[Saved entries]
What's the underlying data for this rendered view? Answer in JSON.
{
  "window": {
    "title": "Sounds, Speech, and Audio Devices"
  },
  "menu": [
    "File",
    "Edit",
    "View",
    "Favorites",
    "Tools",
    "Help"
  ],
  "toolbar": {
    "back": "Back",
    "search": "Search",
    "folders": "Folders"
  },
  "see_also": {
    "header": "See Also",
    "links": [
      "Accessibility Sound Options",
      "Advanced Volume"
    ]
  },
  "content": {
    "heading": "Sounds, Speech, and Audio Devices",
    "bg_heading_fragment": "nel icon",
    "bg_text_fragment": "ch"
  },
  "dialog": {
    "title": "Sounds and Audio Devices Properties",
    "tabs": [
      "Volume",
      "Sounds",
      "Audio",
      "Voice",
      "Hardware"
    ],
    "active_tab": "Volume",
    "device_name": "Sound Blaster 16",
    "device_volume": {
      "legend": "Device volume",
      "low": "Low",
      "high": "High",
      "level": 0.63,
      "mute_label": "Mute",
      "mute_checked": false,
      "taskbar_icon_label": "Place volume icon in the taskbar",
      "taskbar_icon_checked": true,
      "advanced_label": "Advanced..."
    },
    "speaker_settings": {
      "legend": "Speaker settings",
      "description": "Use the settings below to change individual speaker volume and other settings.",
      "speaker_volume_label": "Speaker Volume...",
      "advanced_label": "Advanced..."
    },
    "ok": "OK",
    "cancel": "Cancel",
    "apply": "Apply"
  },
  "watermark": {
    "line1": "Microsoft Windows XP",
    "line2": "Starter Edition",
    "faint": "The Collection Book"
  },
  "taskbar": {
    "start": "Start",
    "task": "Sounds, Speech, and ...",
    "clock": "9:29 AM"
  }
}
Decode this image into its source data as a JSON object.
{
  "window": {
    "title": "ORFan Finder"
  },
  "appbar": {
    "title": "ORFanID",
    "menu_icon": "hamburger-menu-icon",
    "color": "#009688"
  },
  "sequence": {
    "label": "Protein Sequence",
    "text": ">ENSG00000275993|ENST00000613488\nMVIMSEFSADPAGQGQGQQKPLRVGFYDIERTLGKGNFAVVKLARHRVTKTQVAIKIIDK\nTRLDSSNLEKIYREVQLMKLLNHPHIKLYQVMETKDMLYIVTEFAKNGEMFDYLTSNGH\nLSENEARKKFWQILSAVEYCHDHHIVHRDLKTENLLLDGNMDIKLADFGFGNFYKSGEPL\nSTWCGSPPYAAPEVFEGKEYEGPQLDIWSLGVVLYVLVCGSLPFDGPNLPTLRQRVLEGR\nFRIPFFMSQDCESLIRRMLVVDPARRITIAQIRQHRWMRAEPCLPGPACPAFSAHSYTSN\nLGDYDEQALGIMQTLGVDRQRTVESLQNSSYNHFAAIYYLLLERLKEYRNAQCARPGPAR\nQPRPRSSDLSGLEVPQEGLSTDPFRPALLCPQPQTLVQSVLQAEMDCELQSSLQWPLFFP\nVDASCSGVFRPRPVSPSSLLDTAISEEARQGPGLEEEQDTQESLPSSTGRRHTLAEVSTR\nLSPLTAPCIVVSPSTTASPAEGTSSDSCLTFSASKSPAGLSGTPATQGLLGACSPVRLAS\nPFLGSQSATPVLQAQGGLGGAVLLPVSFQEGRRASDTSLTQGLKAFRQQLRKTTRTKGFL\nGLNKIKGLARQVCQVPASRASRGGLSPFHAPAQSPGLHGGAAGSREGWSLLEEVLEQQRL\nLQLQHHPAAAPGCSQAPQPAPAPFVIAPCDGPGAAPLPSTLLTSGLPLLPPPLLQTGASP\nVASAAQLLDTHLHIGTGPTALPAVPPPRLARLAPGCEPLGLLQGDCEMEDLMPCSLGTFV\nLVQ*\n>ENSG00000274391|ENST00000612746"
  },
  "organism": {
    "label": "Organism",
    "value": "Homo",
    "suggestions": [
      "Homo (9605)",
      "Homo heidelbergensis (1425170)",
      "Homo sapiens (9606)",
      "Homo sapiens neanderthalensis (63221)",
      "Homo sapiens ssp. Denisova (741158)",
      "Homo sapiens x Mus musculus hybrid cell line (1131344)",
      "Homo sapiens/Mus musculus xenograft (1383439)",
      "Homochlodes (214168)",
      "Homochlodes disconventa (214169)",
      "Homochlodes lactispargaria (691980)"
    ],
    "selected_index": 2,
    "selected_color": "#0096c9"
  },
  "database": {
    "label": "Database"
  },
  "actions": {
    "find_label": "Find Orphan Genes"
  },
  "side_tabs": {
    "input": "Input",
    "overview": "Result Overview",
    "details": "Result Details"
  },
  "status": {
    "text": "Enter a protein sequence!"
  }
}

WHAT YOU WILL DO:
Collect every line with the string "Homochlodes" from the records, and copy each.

OUTPUT OF THE TASK:
      "Homochlodes (214168)",
      "Homochlodes disconventa (214169)",
      "Homochlodes lactispargaria (691980)"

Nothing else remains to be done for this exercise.